A new report by The Wall Street Journal states that Activision Blizzard CEO Bobby Kotick is considering stepping down if internal issues cannot be quickly resolved.
During an internal meeting with senior managers on Friday, November 19, Kotick told staff he was “thinking about the possibility” of leaving the company if he is unable to properly address Blizzard’s discrimination and harassment issues “with speed.”
The Wall Street Journal reported that this was said during a “series of internal meetings” addressing company culture. It was during one of these meetings that Kotick told employees he was “ashamed” of what happened under his leadership as well as how he handled these problems. To possibly fix these issues, employees suggested a “workplace excellence committee.”
The internal meetings did not include an investigation against Kotick after multiple accusations came to light earlier this month.
Blizzard employees demand Bobby Kotick leave company
The Wall Street Journal recently published a report that shined a light on Kotick that some employees weren’t aware of beforehand.
The WSJ reported that Kotick knew of the gender discrimination and harassment taking place within the company. In response, Kotick appeared to dismiss the issues, keeping accused employees on board with no ramifications. The report also shined a light on a concerning incident where Kotick allegedly threatened to have a former female employee killed.
In response to the report, Blizzard employees staged a walkout. Over 1,700 Blizzard employees signed a petition asking for Kotick to be removed from the company.

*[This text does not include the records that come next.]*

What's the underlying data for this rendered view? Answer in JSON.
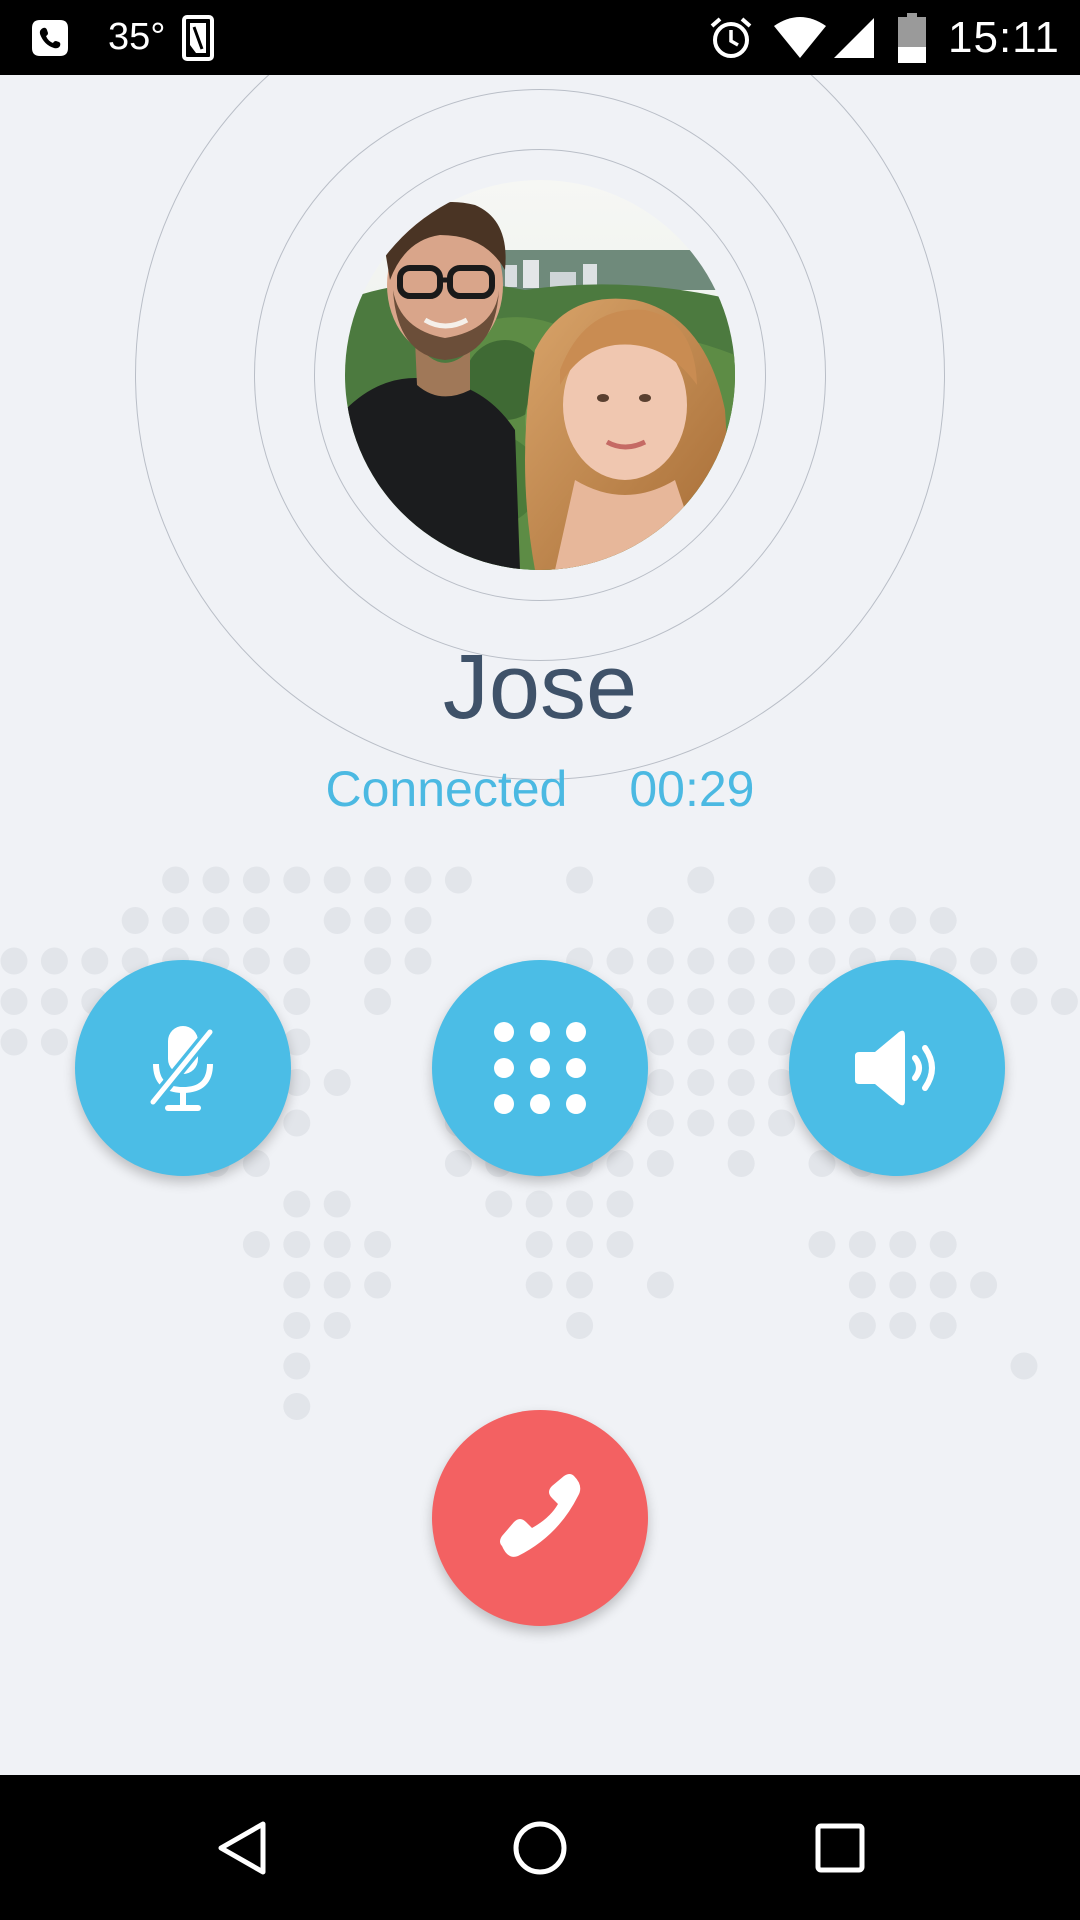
{
  "status_bar": {
    "temperature": "35°",
    "clock": "15:11",
    "icons": [
      "app-notification-icon",
      "temperature-indicator",
      "sim-card-icon",
      "alarm-clock-icon",
      "wifi-icon",
      "cell-signal-icon",
      "battery-icon"
    ]
  },
  "call": {
    "caller_name": "Jose",
    "status_label": "Connected",
    "duration": "00:29"
  },
  "controls": {
    "mute_icon": "microphone-muted-icon",
    "dialpad_icon": "dialpad-icon",
    "speaker_icon": "speaker-icon",
    "end_call_icon": "end-call-phone-icon"
  },
  "navigation": {
    "icons": [
      "back-icon",
      "home-icon",
      "recents-icon"
    ]
  },
  "colors": {
    "accent_blue": "#4bbde6",
    "end_call_red": "#f36162",
    "name_text": "#3f5269",
    "status_text": "#4bb9e2",
    "background": "#f0f2f6"
  }
}
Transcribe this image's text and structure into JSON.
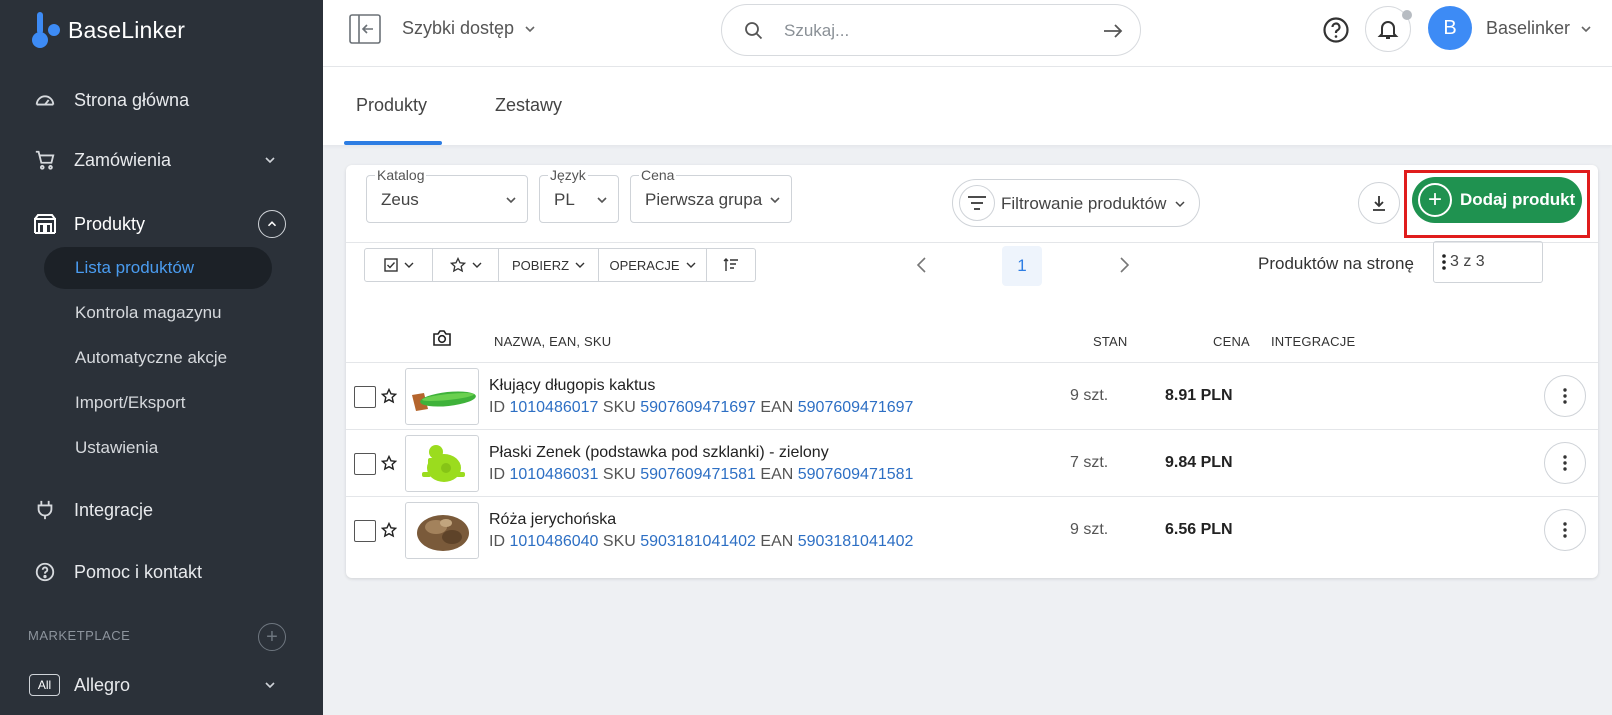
{
  "app": {
    "logo_text": "BaseLinker"
  },
  "sidebar": {
    "items": [
      {
        "label": "Strona główna",
        "icon": "gauge-icon"
      },
      {
        "label": "Zamówienia",
        "icon": "cart-icon"
      },
      {
        "label": "Produkty",
        "icon": "warehouse-icon"
      },
      {
        "label": "Integracje",
        "icon": "plug-icon"
      },
      {
        "label": "Pomoc i kontakt",
        "icon": "help-circle-icon"
      }
    ],
    "subitems": [
      {
        "label": "Lista produktów",
        "active": true
      },
      {
        "label": "Kontrola magazynu"
      },
      {
        "label": "Automatyczne akcje"
      },
      {
        "label": "Import/Eksport"
      },
      {
        "label": "Ustawienia"
      }
    ],
    "marketplace_label": "MARKETPLACE",
    "marketplace_item": {
      "badge": "All",
      "label": "Allegro"
    }
  },
  "topbar": {
    "quick_access": "Szybki dostęp",
    "search_placeholder": "Szukaj...",
    "avatar_letter": "B",
    "user_name": "Baselinker"
  },
  "tabs": [
    {
      "label": "Produkty",
      "active": true
    },
    {
      "label": "Zestawy"
    }
  ],
  "filters": {
    "catalog": {
      "caption": "Katalog",
      "value": "Zeus"
    },
    "language": {
      "caption": "Język",
      "value": "PL"
    },
    "price": {
      "caption": "Cena",
      "value": "Pierwsza grupa"
    },
    "filter_button": "Filtrowanie produktów",
    "add_button": "Dodaj produkt"
  },
  "toolbar": {
    "download_label": "POBIERZ",
    "operations_label": "OPERACJE"
  },
  "pagination": {
    "current_page": "1",
    "per_page_label": "Produktów na stronę",
    "per_page_value": "3 z 3"
  },
  "table": {
    "headers": {
      "name": "NAZWA, EAN, SKU",
      "stock": "STAN",
      "price": "CENA",
      "integrations": "INTEGRACJE"
    },
    "meta_labels": {
      "id": "ID",
      "sku": "SKU",
      "ean": "EAN"
    },
    "rows": [
      {
        "name": "Kłujący długopis kaktus",
        "id": "1010486017",
        "sku": "5907609471697",
        "ean": "5907609471697",
        "stock": "9 szt.",
        "price": "8.91 PLN"
      },
      {
        "name": "Płaski Zenek (podstawka pod szklanki) - zielony",
        "id": "1010486031",
        "sku": "5907609471581",
        "ean": "5907609471581",
        "stock": "7 szt.",
        "price": "9.84 PLN"
      },
      {
        "name": "Róża jerychońska",
        "id": "1010486040",
        "sku": "5903181041402",
        "ean": "5903181041402",
        "stock": "9 szt.",
        "price": "6.56 PLN"
      }
    ]
  },
  "colors": {
    "sidebar_bg": "#2b3139",
    "accent_blue": "#2d7de3",
    "add_green": "#1f9250",
    "highlight_red": "#e01c1c"
  }
}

“We, the undersigned, no longer have confidence in the leadership of Bobby Kotick as the CEO of Activision Blizzard. The information that has come to light about his behaviors and practices in the running of our companies runs counter to the culture and integrity we require of our leadership,” the petition read.
The employees then asked for Kotick to “remove himself” as CEO, stating that shareholders should be allowed to select a new CEO without his input.